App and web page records
------------------------------------------------------------

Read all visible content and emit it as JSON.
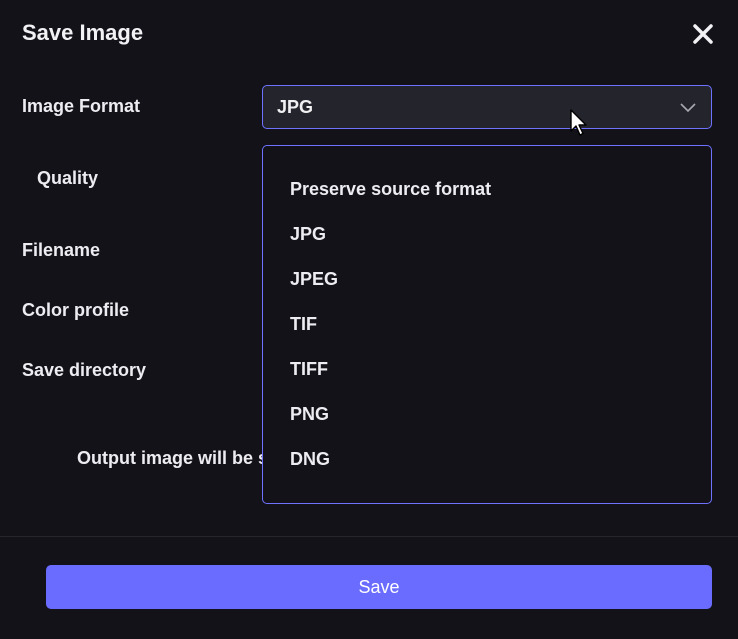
{
  "dialog": {
    "title": "Save Image",
    "close_icon": "close-icon"
  },
  "form": {
    "image_format_label": "Image Format",
    "quality_label": "Quality",
    "filename_label": "Filename",
    "color_profile_label": "Color profile",
    "save_directory_label": "Save directory",
    "output_text": "Output image will be s"
  },
  "format_select": {
    "selected": "JPG",
    "chevron_icon": "chevron-down-icon",
    "options": [
      "Preserve source format",
      "JPG",
      "JPEG",
      "TIF",
      "TIFF",
      "PNG",
      "DNG"
    ]
  },
  "footer": {
    "save_label": "Save"
  },
  "colors": {
    "accent": "#6a6cff",
    "background": "#121218",
    "select_background": "#24242c"
  }
}
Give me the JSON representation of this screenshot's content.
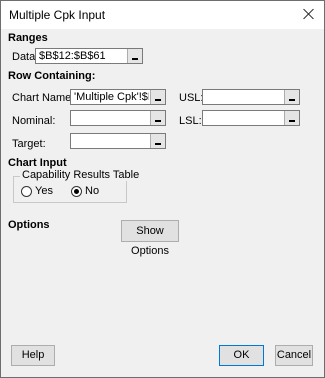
{
  "window": {
    "title": "Multiple Cpk Input"
  },
  "ranges": {
    "heading": "Ranges",
    "data_label": "Data",
    "data_value": "$B$12:$B$61"
  },
  "row_containing": {
    "heading": "Row Containing:",
    "chart_names_label": "Chart Names:",
    "chart_names_value": "'Multiple Cpk'!$B$6",
    "usl_label": "USL:",
    "usl_value": "",
    "nominal_label": "Nominal:",
    "nominal_value": "",
    "lsl_label": "LSL:",
    "lsl_value": "",
    "target_label": "Target:",
    "target_value": ""
  },
  "chart_input": {
    "heading": "Chart Input",
    "group_title": "Capability Results Table",
    "yes_label": "Yes",
    "no_label": "No",
    "selected": "No"
  },
  "options": {
    "heading": "Options",
    "show_options_label": "Show Options"
  },
  "footer": {
    "help_label": "Help",
    "ok_label": "OK",
    "cancel_label": "Cancel"
  }
}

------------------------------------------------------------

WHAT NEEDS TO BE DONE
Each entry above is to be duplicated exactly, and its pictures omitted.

SOLUTION TO THIS PROBLEM
Read all visible content and emit it as JSON.
{
  "dialog": {
    "title": "Save Image",
    "close_icon": "close-icon"
  },
  "form": {
    "image_format_label": "Image Format",
    "quality_label": "Quality",
    "filename_label": "Filename",
    "color_profile_label": "Color profile",
    "save_directory_label": "Save directory",
    "output_text": "Output image will be s"
  },
  "format_select": {
    "selected": "JPG",
    "chevron_icon": "chevron-down-icon",
    "options": [
      "Preserve source format",
      "JPG",
      "JPEG",
      "TIF",
      "TIFF",
      "PNG",
      "DNG"
    ]
  },
  "footer": {
    "save_label": "Save"
  },
  "colors": {
    "accent": "#6a6cff",
    "background": "#121218",
    "select_background": "#24242c"
  }
}
Give me the JSON representation of this screenshot's content.
{
  "window": {
    "title": "Multiple Cpk Input"
  },
  "ranges": {
    "heading": "Ranges",
    "data_label": "Data",
    "data_value": "$B$12:$B$61"
  },
  "row_containing": {
    "heading": "Row Containing:",
    "chart_names_label": "Chart Names:",
    "chart_names_value": "'Multiple Cpk'!$B$6",
    "usl_label": "USL:",
    "usl_value": "",
    "nominal_label": "Nominal:",
    "nominal_value": "",
    "lsl_label": "LSL:",
    "lsl_value": "",
    "target_label": "Target:",
    "target_value": ""
  },
  "chart_input": {
    "heading": "Chart Input",
    "group_title": "Capability Results Table",
    "yes_label": "Yes",
    "no_label": "No",
    "selected": "No"
  },
  "options": {
    "heading": "Options",
    "show_options_label": "Show Options"
  },
  "footer": {
    "help_label": "Help",
    "ok_label": "OK",
    "cancel_label": "Cancel"
  }
}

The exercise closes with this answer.